Back to Health A to Z. Heat rash is uncomfortable, but usually harmless. It usually gets better on its own after a few days. The rash often looks red, but this may be less obvious on brown or black skin. It can appear anywhere on the body and spread, but it cannot be passed on to other people. Look at other rashes in children. The main thing to do is keep your skin cool so you do not sweat and irritate the rash.
How you can treat or prevent heat rash yourself
A Michigan Medicine dermatologist shares everything to know about heat rash symptoms, prevention, treatment and how to discern it from other skin conditions in disguise. With temperatures rising and sun shining, you could get a heat rash. But unlike sunburn, heat rash can cause small, itchy, fluid-filled bumps on the skin, and it can be skin that was never even exposed to sunlight. The rash is caused by heat and tends to present around the hair follicles in areas with increased sweating or friction, like in skin folds. This includes the underarms and groin, and places where clothing causes friction, particularly on the back.
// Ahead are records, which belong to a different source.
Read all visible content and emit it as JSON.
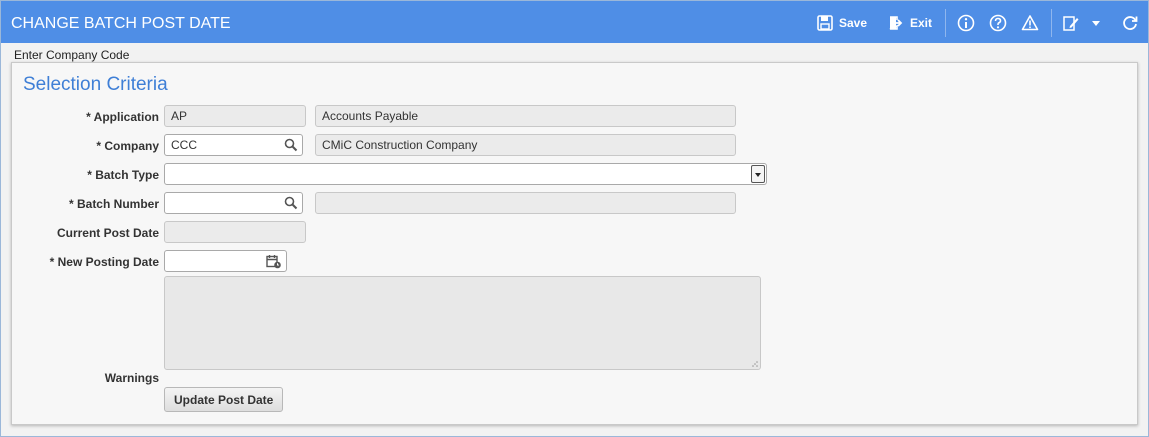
{
  "window": {
    "title": "CHANGE BATCH POST DATE",
    "save_label": "Save",
    "exit_label": "Exit"
  },
  "hint": "Enter Company Code",
  "section": {
    "title": "Selection Criteria"
  },
  "form": {
    "application": {
      "label": "* Application",
      "code": "AP",
      "description": "Accounts Payable"
    },
    "company": {
      "label": "* Company",
      "code": "CCC",
      "description": "CMiC Construction Company"
    },
    "batch_type": {
      "label": "* Batch Type",
      "value": ""
    },
    "batch_number": {
      "label": "* Batch Number",
      "value": "",
      "description": ""
    },
    "current_post_date": {
      "label": "Current Post Date",
      "value": ""
    },
    "new_posting_date": {
      "label": "* New Posting Date",
      "value": ""
    },
    "warnings": {
      "label": "Warnings",
      "value": ""
    }
  },
  "update_button_label": "Update Post Date",
  "icons": {
    "save": "save-icon",
    "exit": "exit-icon",
    "info": "info-icon",
    "help": "help-icon",
    "warning": "warning-icon",
    "edit": "edit-icon",
    "dropdown": "chevron-down-icon",
    "refresh": "refresh-icon",
    "lov": "search-icon",
    "calendar": "calendar-icon"
  },
  "colors": {
    "titlebar": "#4f8ee6",
    "section_title": "#3f7fd6"
  }
}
Heat rash miliaria rubra , also known as prickly heat, is a rash of small red bumps caused by blockage of the sweat glands. It can be due to high fever, excessive sweating, or being over-bundled. It is commonly seen in hot, humid tropical climates. It can cause discomfort, itching, and, sometimes, stinging or "prickly"-type pain. Heat rash is more common in hot, humid tropical climates. Someone who is new to such an environment is especially vulnerable.
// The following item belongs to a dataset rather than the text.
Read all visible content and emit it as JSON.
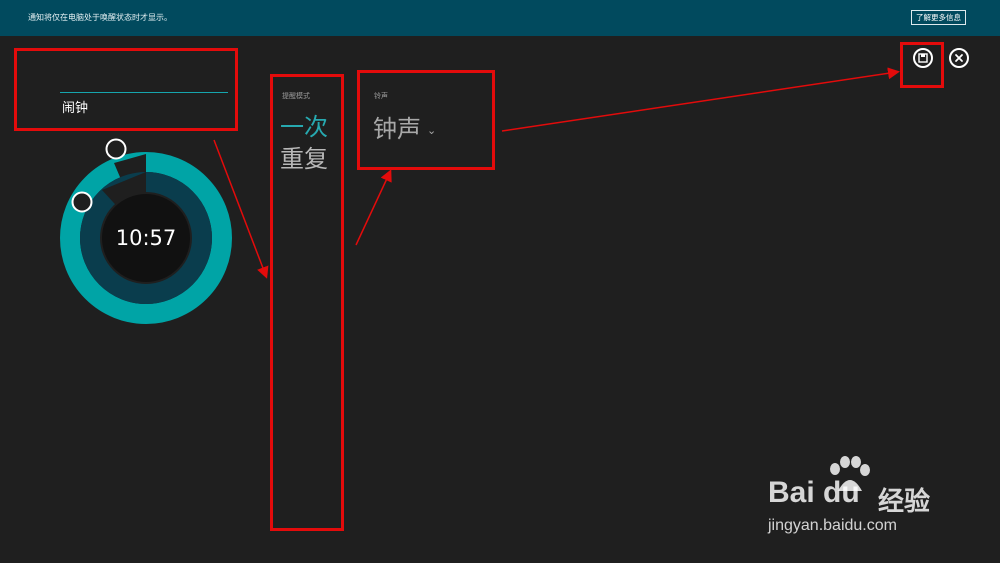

The condition that we call prickly heat happens to adults and children when sweat becomes trapped under the skin. Children tend to get it more than adults because their sweat glands are still developing. Prickly heat is uncomfortable and itchy. There are treatment options and prevention tips for people who frequently get prickly heat. The symptoms of prickly heat are fairly straightforward. Red bumps and itching occur in an area where sweat has been trapped underneath layers of skin. The neck, shoulders, and chest are the most common places for prickly heat to appear.